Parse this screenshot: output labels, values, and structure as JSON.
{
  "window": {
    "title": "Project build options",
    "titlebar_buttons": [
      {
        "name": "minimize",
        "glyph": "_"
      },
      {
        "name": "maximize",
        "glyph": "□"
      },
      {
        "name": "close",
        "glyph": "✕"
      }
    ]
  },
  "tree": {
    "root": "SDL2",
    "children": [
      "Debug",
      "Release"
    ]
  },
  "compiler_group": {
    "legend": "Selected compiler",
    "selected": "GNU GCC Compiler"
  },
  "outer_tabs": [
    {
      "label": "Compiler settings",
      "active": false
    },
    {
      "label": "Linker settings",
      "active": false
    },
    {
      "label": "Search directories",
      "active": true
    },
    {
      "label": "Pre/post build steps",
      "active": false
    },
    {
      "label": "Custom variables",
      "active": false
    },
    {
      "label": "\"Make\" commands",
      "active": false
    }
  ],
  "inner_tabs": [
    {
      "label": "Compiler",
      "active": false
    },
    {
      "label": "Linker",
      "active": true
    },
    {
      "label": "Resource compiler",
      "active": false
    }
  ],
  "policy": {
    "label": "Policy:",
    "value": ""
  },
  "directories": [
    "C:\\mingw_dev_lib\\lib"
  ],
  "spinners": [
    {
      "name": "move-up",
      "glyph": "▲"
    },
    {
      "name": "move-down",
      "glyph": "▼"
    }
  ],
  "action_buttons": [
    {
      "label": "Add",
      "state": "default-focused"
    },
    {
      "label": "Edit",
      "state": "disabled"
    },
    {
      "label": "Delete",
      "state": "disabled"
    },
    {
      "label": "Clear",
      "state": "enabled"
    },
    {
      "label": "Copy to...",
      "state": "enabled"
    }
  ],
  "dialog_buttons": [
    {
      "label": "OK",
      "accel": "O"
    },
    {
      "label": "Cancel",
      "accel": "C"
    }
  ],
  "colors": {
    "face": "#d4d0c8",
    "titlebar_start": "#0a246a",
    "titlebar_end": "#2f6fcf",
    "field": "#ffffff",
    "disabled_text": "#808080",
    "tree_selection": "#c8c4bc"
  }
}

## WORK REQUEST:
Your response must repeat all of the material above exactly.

## REPLY TO THE EXERCISE:
Parse this screenshot: output labels, values, and structure as JSON.
{
  "window": {
    "title": "Project build options",
    "titlebar_buttons": [
      {
        "name": "minimize",
        "glyph": "_"
      },
      {
        "name": "maximize",
        "glyph": "□"
      },
      {
        "name": "close",
        "glyph": "✕"
      }
    ]
  },
  "tree": {
    "root": "SDL2",
    "children": [
      "Debug",
      "Release"
    ]
  },
  "compiler_group": {
    "legend": "Selected compiler",
    "selected": "GNU GCC Compiler"
  },
  "outer_tabs": [
    {
      "label": "Compiler settings",
      "active": false
    },
    {
      "label": "Linker settings",
      "active": false
    },
    {
      "label": "Search directories",
      "active": true
    },
    {
      "label": "Pre/post build steps",
      "active": false
    },
    {
      "label": "Custom variables",
      "active": false
    },
    {
      "label": "\"Make\" commands",
      "active": false
    }
  ],
  "inner_tabs": [
    {
      "label": "Compiler",
      "active": false
    },
    {
      "label": "Linker",
      "active": true
    },
    {
      "label": "Resource compiler",
      "active": false
    }
  ],
  "policy": {
    "label": "Policy:",
    "value": ""
  },
  "directories": [
    "C:\\mingw_dev_lib\\lib"
  ],
  "spinners": [
    {
      "name": "move-up",
      "glyph": "▲"
    },
    {
      "name": "move-down",
      "glyph": "▼"
    }
  ],
  "action_buttons": [
    {
      "label": "Add",
      "state": "default-focused"
    },
    {
      "label": "Edit",
      "state": "disabled"
    },
    {
      "label": "Delete",
      "state": "disabled"
    },
    {
      "label": "Clear",
      "state": "enabled"
    },
    {
      "label": "Copy to...",
      "state": "enabled"
    }
  ],
  "dialog_buttons": [
    {
      "label": "OK",
      "accel": "O"
    },
    {
      "label": "Cancel",
      "accel": "C"
    }
  ],
  "colors": {
    "face": "#d4d0c8",
    "titlebar_start": "#0a246a",
    "titlebar_end": "#2f6fcf",
    "field": "#ffffff",
    "disabled_text": "#808080",
    "tree_selection": "#c8c4bc"
  }
}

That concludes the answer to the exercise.